But in a conditional "Wakf" like the one set up by the deceased here, we clearly find that the mosque could not be entitled to one-third the value of the house left by the deceased, after the heir had come forth.  This is so I because the intention of the testator was to pass on the house to the heir free of any conditions.

This court therefore finds that it would not be justifiable for the mosque to claim to be indemnified to the tune of A Shs.23,330/= by the appellant in order to inherit the house of the deceased.  As long as the appellant was accepted by the Primary Court as the rightful heir, he should be able to inherit that house free of any encumbrances created by the conditional "Wakf". B
Having found that, what follows now is to consider when the appellant will be able to inherit the house.  Obviously, the appellant was essentially appointed the administrator of the estate of the deceased.  Therefore, he C has to discharge the liabilities against the estate first before considering the distribution of the estate to the heirs (incidentally, there is only one heir in this matter, and that is the appellant himself).
Therefore, this does not mean that the appellant has to inherit the house straight away.  The appellant is the D rightful heir alright, and there are no more qualms about that now.  But the court notes from the record of the Primary Court that the house of the deceased was still entangled in a loan element with the National Housing Corporation, and as remarked earlier the appellant has to pay off the unpaid balance against that house in order to redeem it from the mortgage with the Corporation.  In this respect, the appellant cannot transfer the title to the E house in his own name as he thinks.  He has to settle the account with the National Housing Corporation before anything could be done.

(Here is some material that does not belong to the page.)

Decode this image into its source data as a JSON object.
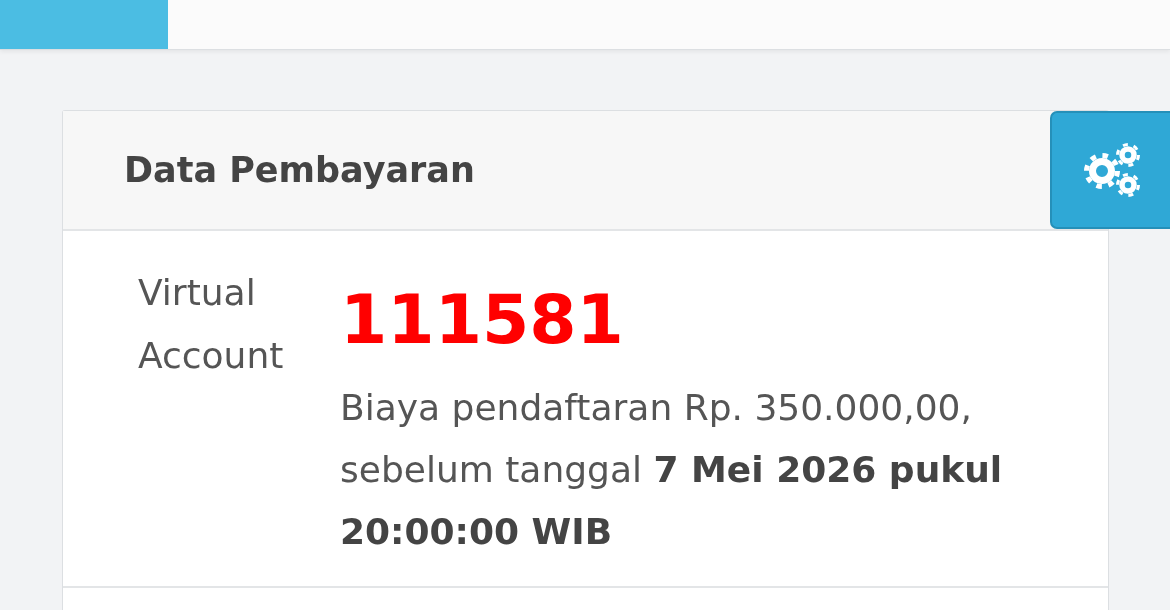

This court therefore directs the appellant in his capacity as the administrator of the deceased's estate to procure F an up-to-date statement of account from the National Housing Corporation in respect of the house, and file that statement in the Primary Court of Magomeni, which court should monitor and ensure to it that the appellant pays to the National Housing Corporation the required monthly loan repayments until the redemption amount is paid up. G
It is only after the redemption amount is paid fully that the house could be free from the mortgage regulations to enable the appellant to process and give effect to his inheritance rights, if there could be no other encumbrances in respect of that house. H
In the end result, this appeal succeeds only to the extent as indicated.  The court makes no order as to costs.
Appeal allowed.